It has been in use since the First World War, where it was used on the Schneider CA1 and Saint-Chamond tanks. Many World War II German tanks had spaced armour in the form of armoured skirts, Schürzen, to make their thinner side armour more effective against anti-tank rifle fire. Schürzen were not designed to counter the bazooka rocket-launcher, Panzerfaust grenade launcher, and other HEAT weapons as commonly thought.
The principle of spaced armour protects against high explosive anti-tank (HEAT) projectiles which create a focused jet of plasticised metal, very effective at the focus point, but much less so beyond there. Relatively thin armour plates or even slats or metal mesh, much lighter than fully protective armour, can be attached as side skirts or turret skirts on tanks and other armoured vehicles. This light armour detonates the warhead prematurely so that the jet of metal is focused well before the main armour, becoming relatively ineffective.
However, the use of add-on spaced armour skirts on armored vehicles may have the opposite effect and actually increase the penetration of some shaped charge warheads. Due to constraints in the length of the projectile/missile, the built-in stand-off on many warheads is less than the optimum distance. In such cases, the skirting effectively increases the distance between the armor and the target, and the warhead detonates closer to its optimum stand-off.
In response to increasingly effective HEAT warheads, integral spaced armour was reintroduced in the 1960s on the German Leopard 1. There are hollow spaces inside this type of armour, increasing the length of travel from the exterior of the vehicle to the interior for a given weight of armour, to reduce the shaped charge's penetrating power. Sometimes the interior surfaces of these hollow cavities are sloped, presenting angles to the anticipated path of the shaped charge's jet in order to further dissipate its power. For example, a given weight of armour can be distributed in 2 layers 15 cm (6 in) thick instead of a single 30 cm (12 in) layer, giving much better protection against shaped charges.
Today some main battle tanks carry rubber skirts to protect their relatively fragile suspension and lower glacis.
Whereas the material of normal armour is always a compromise between hardness and ductility, spaced armour can also comprise plates with different material properties to increase its effectiveness against kinetic energy penetrators. An example for this construction is the armour of the Leopard 2 tank, which provides a slanted first armour stage (disturber), a specially hardened second stage (disrupter) and a softer third stage with high ductility (absorber). The disturber is to ideally deflect or at least manipulate the direction of incoming kinetic energy penetrators, which are then shattered and fragmented when hitting the disrupter. The absorber stage finally erodes and contains spalls and fragments.

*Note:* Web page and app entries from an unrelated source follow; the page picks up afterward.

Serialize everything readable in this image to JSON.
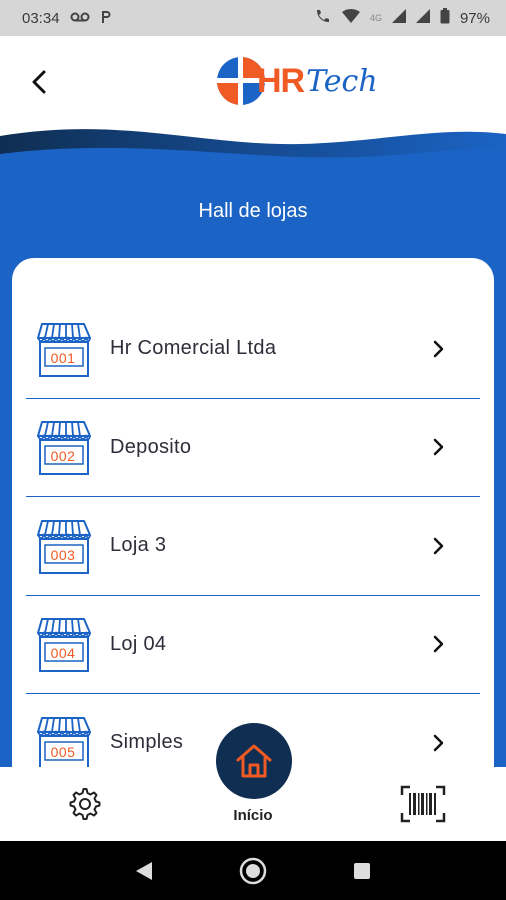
{
  "status_bar": {
    "time": "03:34",
    "left_icons": [
      "voicemail-icon",
      "p-icon"
    ],
    "network_label": "4G",
    "battery": "97%"
  },
  "header": {
    "logo_hr": "HR",
    "logo_tech": "Tech"
  },
  "page": {
    "title": "Hall de lojas"
  },
  "stores": [
    {
      "code": "001",
      "name": "Hr Comercial Ltda"
    },
    {
      "code": "002",
      "name": "Deposito"
    },
    {
      "code": "003",
      "name": "Loja 3"
    },
    {
      "code": "004",
      "name": "Loj 04"
    },
    {
      "code": "005",
      "name": "Simples"
    }
  ],
  "bottom_nav": {
    "home_label": "Início"
  },
  "colors": {
    "primary": "#1b63c4",
    "accent": "#f05a24",
    "dark": "#0f2e52"
  }
}
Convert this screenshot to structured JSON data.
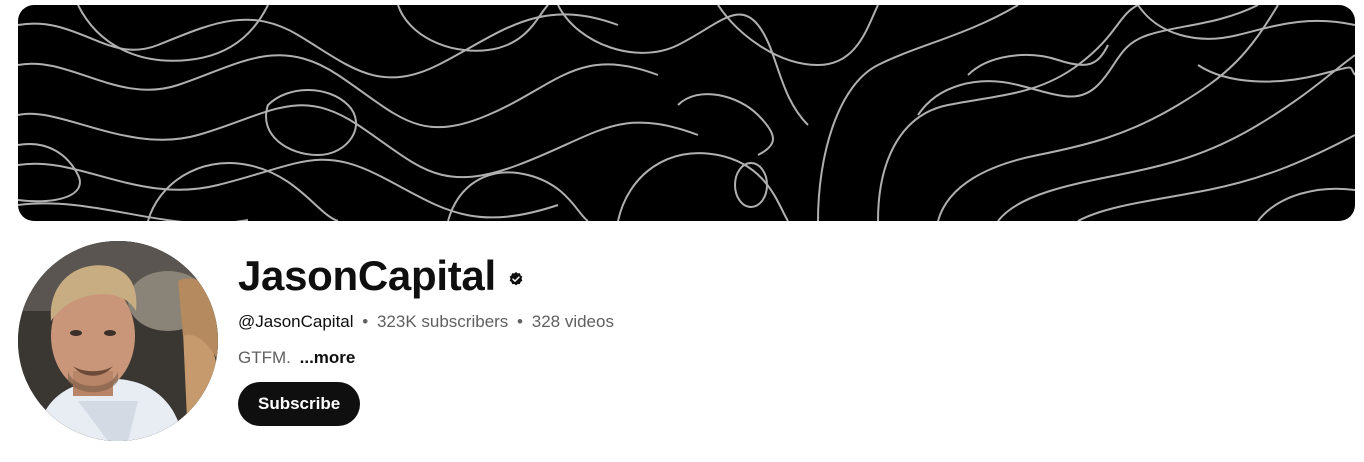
{
  "channel": {
    "name": "JasonCapital",
    "verified": true,
    "handle": "@JasonCapital",
    "subscribers": "323K subscribers",
    "videos": "328 videos",
    "separator": "•",
    "description": "GTFM.",
    "more_label": "...more",
    "subscribe_label": "Subscribe"
  },
  "banner": {
    "style": "topographic-contour-lines",
    "background_color": "#000000",
    "line_color": "#cfcfcf"
  },
  "icons": {
    "verified": "verified-check-icon"
  },
  "colors": {
    "primary_text": "#0f0f0f",
    "secondary_text": "#606060",
    "button_bg": "#0f0f0f",
    "button_text": "#ffffff"
  }
}
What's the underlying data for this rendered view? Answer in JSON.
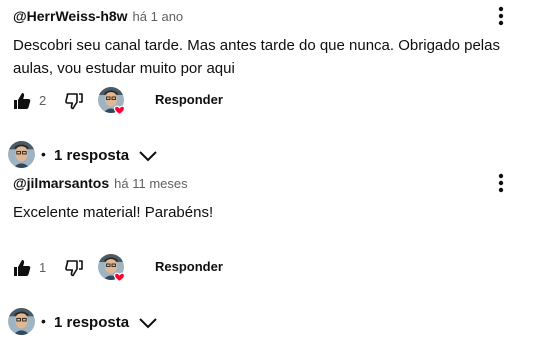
{
  "comments": [
    {
      "author": "@HerrWeiss-h8w",
      "time": "há 1 ano",
      "text": "Descobri seu canal tarde. Mas antes tarde do que nunca. Obrigado pelas aulas, vou estudar muito por aqui",
      "likes": "2",
      "reply_label": "Responder",
      "replies_dot": "•",
      "replies_label": "1 resposta"
    },
    {
      "author": "@jilmarsantos",
      "time": "há 11 meses",
      "text": "Excelente material! Parabéns!",
      "likes": "1",
      "reply_label": "Responder",
      "replies_dot": "•",
      "replies_label": "1 resposta"
    }
  ],
  "icons": {
    "like": "thumbs-up-icon",
    "dislike": "thumbs-down-icon",
    "menu": "more-vert-icon",
    "heart": "creator-heart-icon",
    "expand": "chevron-down-icon"
  },
  "colors": {
    "text": "#0f0f0f",
    "secondary": "#606060",
    "heart": "#ff0033"
  }
}
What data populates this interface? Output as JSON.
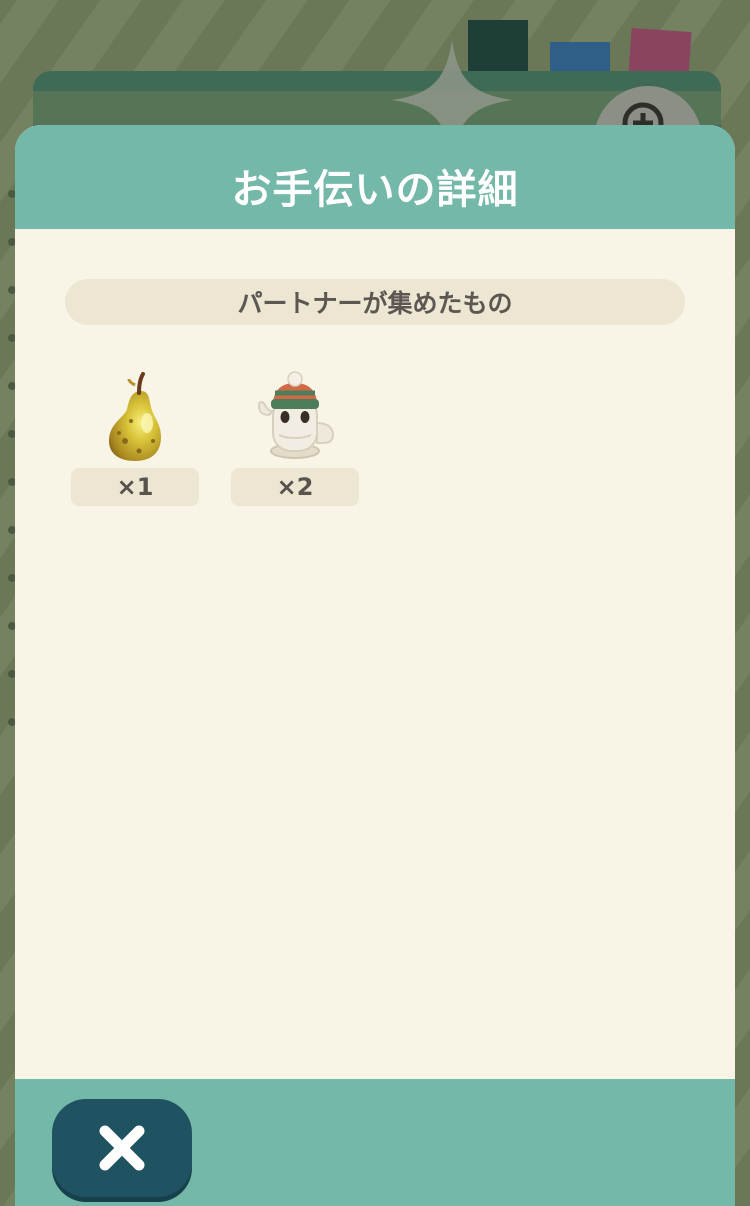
{
  "dialog": {
    "title": "お手伝いの詳細",
    "section_label": "パートナーが集めたもの",
    "items": [
      {
        "icon": "pear-icon",
        "count": "×1"
      },
      {
        "icon": "cactus-knit-hat-icon",
        "count": "×2"
      }
    ],
    "close_icon": "close-x-icon"
  },
  "colors": {
    "header": "#74b8aa",
    "panel": "#f8f5e7",
    "pill": "#ece6d3",
    "close_button": "#1f5361"
  }
}
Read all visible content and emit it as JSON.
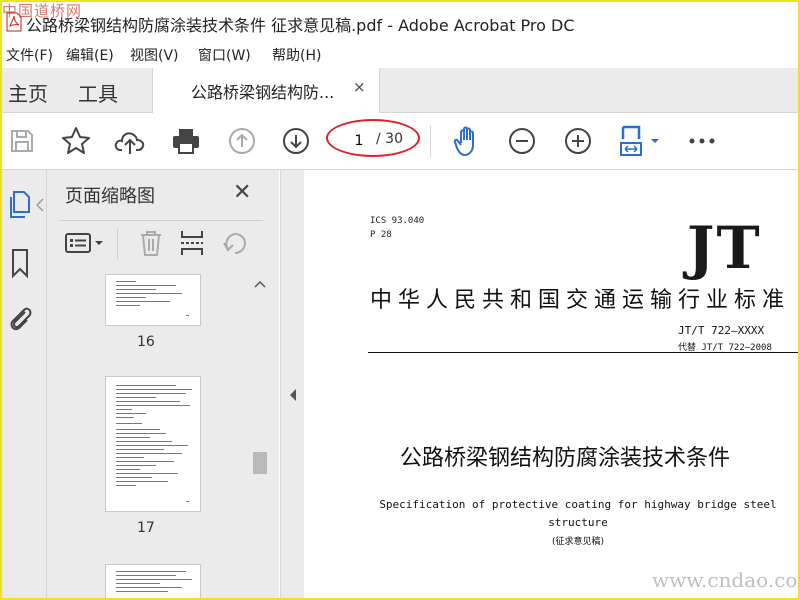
{
  "window": {
    "title": "公路桥梁钢结构防腐涂装技术条件 征求意见稿.pdf - Adobe Acrobat Pro DC",
    "watermark_top": "中国道桥网"
  },
  "menu": {
    "items": [
      "文件(F)",
      "编辑(E)",
      "视图(V)",
      "窗口(W)",
      "帮助(H)"
    ]
  },
  "tabs": {
    "home": "主页",
    "tools": "工具",
    "document": "公路桥梁钢结构防...",
    "close": "×"
  },
  "toolbar": {
    "icons": [
      "save-icon",
      "star-icon",
      "cloud-upload-icon",
      "print-icon",
      "page-up-icon",
      "page-down-icon",
      "hand-icon",
      "zoom-out-icon",
      "zoom-in-icon",
      "fit-page-icon",
      "more-icon"
    ],
    "page_current": "1",
    "page_total": "/ 30"
  },
  "left_nav": {
    "icons": [
      "thumbnails-icon",
      "bookmark-icon",
      "attachment-icon"
    ]
  },
  "thumbnails": {
    "title": "页面缩略图",
    "close": "✕",
    "pages": [
      {
        "number": "16"
      },
      {
        "number": "17"
      }
    ]
  },
  "document": {
    "ics": "ICS 93.040",
    "category": "P 28",
    "logo": "JT",
    "industry_standard": "中华人民共和国交通运输行业标准",
    "standard_number": "JT/T 722—XXXX",
    "replaces": "代替 JT/T 722—2008",
    "title_cn": "公路桥梁钢结构防腐涂装技术条件",
    "title_en": "Specification of protective coating for highway bridge steel structure",
    "draft_note": "(征求意见稿)"
  },
  "watermark_bottom": "www.cndao.com",
  "colors": {
    "accent_blue": "#2d6dd2",
    "annotation_red": "#e21f26",
    "frame_yellow": "#f2e21a"
  }
}
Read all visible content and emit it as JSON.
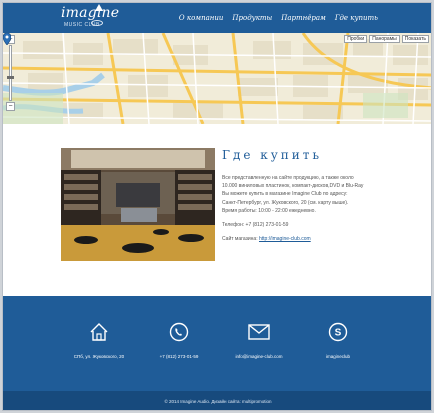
{
  "header": {
    "logo_text": "imagine",
    "logo_subtitle": "MUSIC CLUB",
    "nav": [
      "О компании",
      "Продукты",
      "Партнёрам",
      "Где купить"
    ]
  },
  "map": {
    "tools": [
      "Пробки",
      "Панорамы",
      "Показать"
    ],
    "zoom_in": "+",
    "zoom_out": "−"
  },
  "content": {
    "title": "Где купить",
    "paragraphs": [
      "Все представленную на сайте продукцию, а также около",
      "10.000 виниловых пластинок, компакт-дисков,DVD и Blu-Ray",
      "Вы можете купить в магазине Imagine Club по адресу:",
      "Санкт-Петербург, ул. Жуковского, 20 (см. карту выше).",
      "Время работы: 10:00 - 22:00 ежедневно."
    ],
    "phone": "Телефон: +7 (812) 273-01-59",
    "site_label": "Сайт магазина:",
    "site_url": "http://imagine-club.com"
  },
  "footer": {
    "items": [
      {
        "icon": "home-icon",
        "label": "СПб, ул. Жуковского, 20"
      },
      {
        "icon": "phone-icon",
        "label": "+7 (812) 273-01-59"
      },
      {
        "icon": "mail-icon",
        "label": "info@imagine-club.com"
      },
      {
        "icon": "skype-icon",
        "label": "imagineclub"
      }
    ],
    "copyright": "© 2014 Imagine Audio. Дизайн сайта: multipromotion"
  },
  "colors": {
    "brand_blue": "#1f5c98",
    "footer_dark": "#174a7d",
    "map_base": "#f1ecd9",
    "map_road": "#f6c855"
  }
}
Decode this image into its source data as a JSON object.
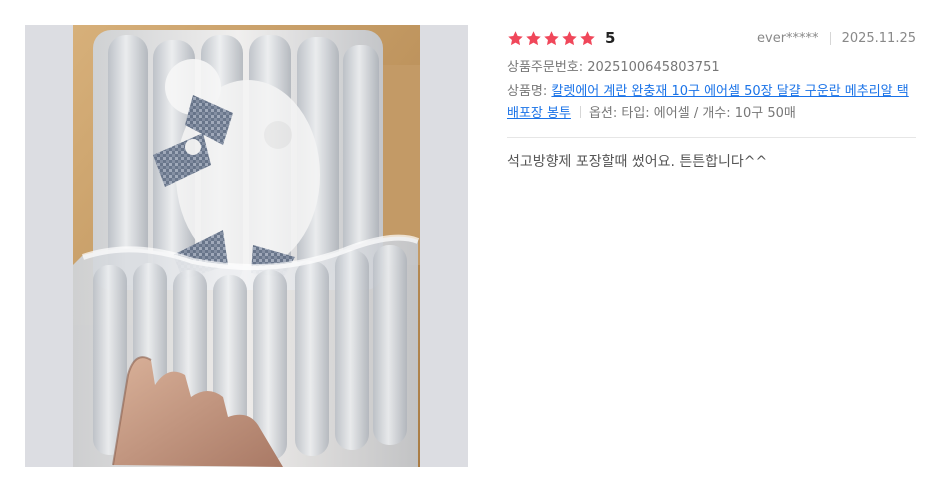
{
  "review": {
    "rating": {
      "stars": 5,
      "max_stars": 5,
      "score_label": "5",
      "star_color": "#f0475a"
    },
    "author": "ever*****",
    "date": "2025.11.25",
    "order_label": "상품주문번호:",
    "order_number": "2025100645803751",
    "product_label": "상품명:",
    "product_name": "칼렛에어 계란 완충재 10구 에어셀 50장 달걀 구운란 메추리알 택배포장 봉투",
    "option_text": "옵션: 타입: 에어셀 / 개수: 10구 50매",
    "body": "석고방향제 포장할때 썼어요. 튼튼합니다^^"
  },
  "colors": {
    "link": "#1a73e8",
    "photo_matte": "#dcdde2"
  }
}
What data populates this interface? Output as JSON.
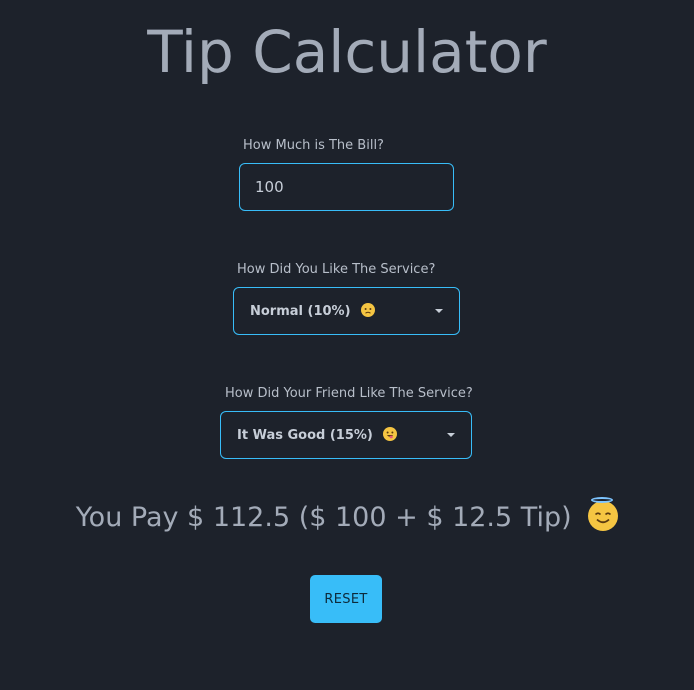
{
  "page": {
    "title": "Tip Calculator"
  },
  "bill": {
    "label": "How Much is The Bill?",
    "value": "100"
  },
  "service": {
    "label": "How Did You Like The Service?",
    "selected": "Normal (10%)",
    "emoji_icon": "disappointed-face-icon"
  },
  "friend_service": {
    "label": "How Did Your Friend Like The Service?",
    "selected": "It Was Good (15%)",
    "emoji_icon": "grinning-tongue-face-icon"
  },
  "result": {
    "text": "You Pay $ 112.5 ($ 100 + $ 12.5 Tip)",
    "emoji_icon": "smiling-angel-face-icon"
  },
  "reset": {
    "label": "RESET"
  },
  "colors": {
    "background": "#1d222b",
    "accent": "#38bdf8",
    "text": "#a3abb8"
  }
}
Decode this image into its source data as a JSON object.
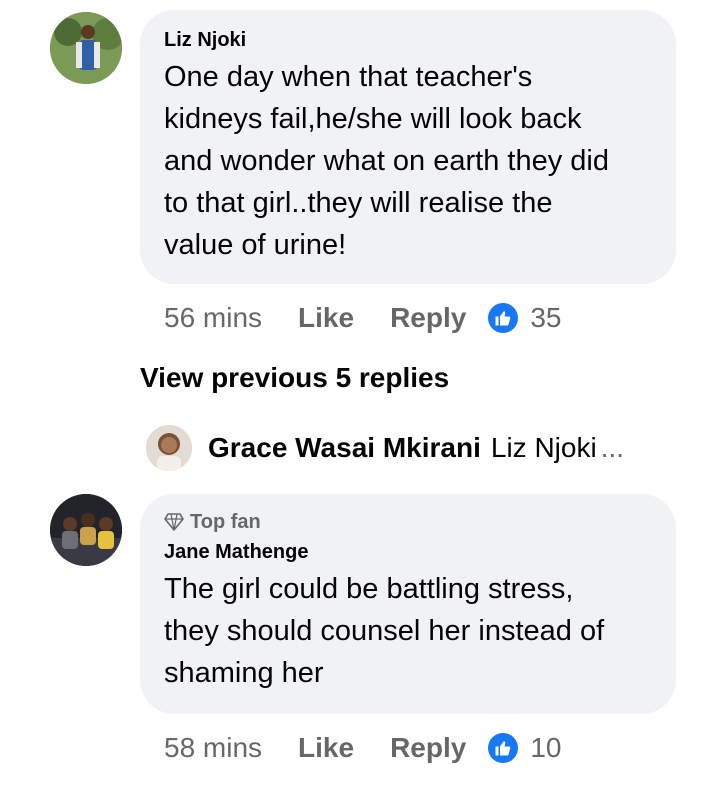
{
  "comments": [
    {
      "author": "Liz Njoki",
      "text_lines": [
        "One day when that teacher's",
        "kidneys fail,he/she will look back",
        "and wonder what on earth they did",
        "to that girl..they will realise the",
        "value of urine!"
      ],
      "time": "56 mins",
      "like_label": "Like",
      "reply_label": "Reply",
      "reaction_count": "35"
    },
    {
      "badge": "Top fan",
      "author": "Jane Mathenge",
      "text_lines": [
        "The girl could be battling stress,",
        "they should counsel her instead of",
        "shaming her"
      ],
      "time": "58 mins",
      "like_label": "Like",
      "reply_label": "Reply",
      "reaction_count": "10"
    }
  ],
  "view_previous": "View previous 5 replies",
  "reply_preview": {
    "author": "Grace Wasai Mkirani",
    "mention": "Liz Njoki",
    "ellipsis": "..."
  },
  "colors": {
    "bubble": "#f0f2f5",
    "meta_text": "#65676b",
    "like_blue": "#1877f2"
  },
  "icons": [
    "like-icon",
    "diamond-icon"
  ]
}
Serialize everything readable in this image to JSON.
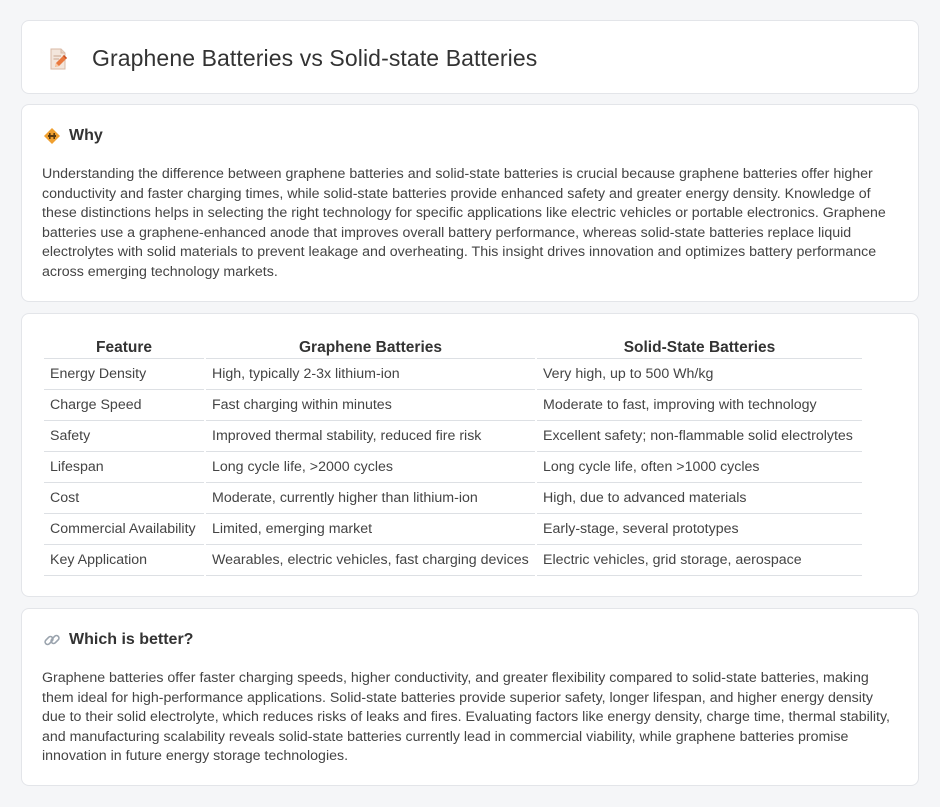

The Whipple shield uses the principle of spaced armour to protect spacecraft from the impacts of very fast micrometeoroids. The impact with the first wall melts or breaks up the incoming particle, causing fragments to be spread over a wider area when striking the subsequent walls.
- Thomas, Steven, Why were Schürzen introduced in WW2?[self-published source]
- Hughes, Matthew (2000), The Panther Tank, Staplehurst: Spellmount, p. 30, ISBN 978-1-86227-072-5
- WILEY-VCH Verlag GmbH, D-69451 Weinheim (1999) - Propellants, Explosives, Pyrotechnics 24 - Effectiveness Factors for Explosive Reactive Armour Systems - page 71